Adventist interpreter supports first-time deaf parents.
The whole process took 30 hours—from the time a young mother-to-be was admitted to the hospital until she was discharged with a healthy baby. But for Elena Daniele Duca, a young deaf woman and her husband, Constantin—also deaf—it was not the usual ordeal that deaf couples endure at childbirth, as they felt supported and assisted by Adventist Deaf Ministries in Villarreal, Castellón, Spain, in December 2018.
Deaf couples typically face great challenges in a situation like childbirth. They may feel lonely and anxious when interpreters are not available in hospitals, said Taida Rivero, who coordinates Spain’s Adventist Deaf Ministries and was the sign language interpreter during the December childbirth. “[Deaf people] feel tremendously helpless and isolated. They often don’t understand what the doctors tell them, and they can’t explain what is happening to them,” she said. “It is a situation that generates terrible anxiety. Also, hired interpreters are usually only available for a specific period, and in the case of childbirth, you know when it starts but not when it ends.”
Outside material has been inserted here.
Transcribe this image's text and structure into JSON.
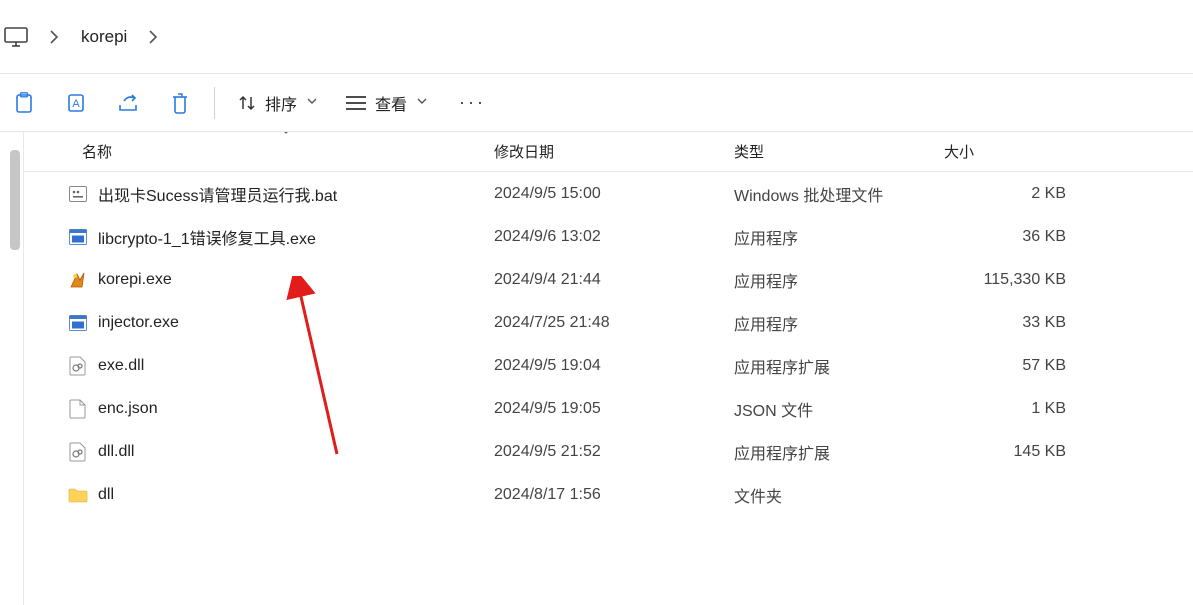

Rivero explained that when deaf mothers arrive in the hospital, they usually are asked questions such as “Can’t you hear?” “Can you talk?” “Can you read lips?” Often, health-care providers are confused and may even think that deaf people are also dumb. “The most appropriate question to ask is, ‘What do you need to access information?’ Each case is different, as some prefer to read lips, others to communicate in writing or sign language,” she said.
Spain’s Adventist Deaf Ministries
Adventist Deaf Ministries in Spain is part of an increasing awareness within the Seventh-day Adventist Church about the importance of assisting members and neighbors living with disabilities.
In Spain, this was not the first time that Adventist Deaf Ministries has assisted during childbirth. In this case, however, health-care staff treated the Ducas in an extraordinary way. As awareness about the plight of the deaf increases, they made efforts to speak very slowly and to work in partnership with Rivero. Whenever misunderstanding arose, the Adventist sign interpreter was there to smooth things, ease the communication, and provide a “listening ear” to the worried couple.
The result? A healthy baby girl, Karen Rebeca, who was born without major complications, and she and her mother were discharged hours later in good health and spirits.
“The Seventh-day Adventist Church will always be there to assist,” Rivero said. “We are happy to be able to serve in moments like these.”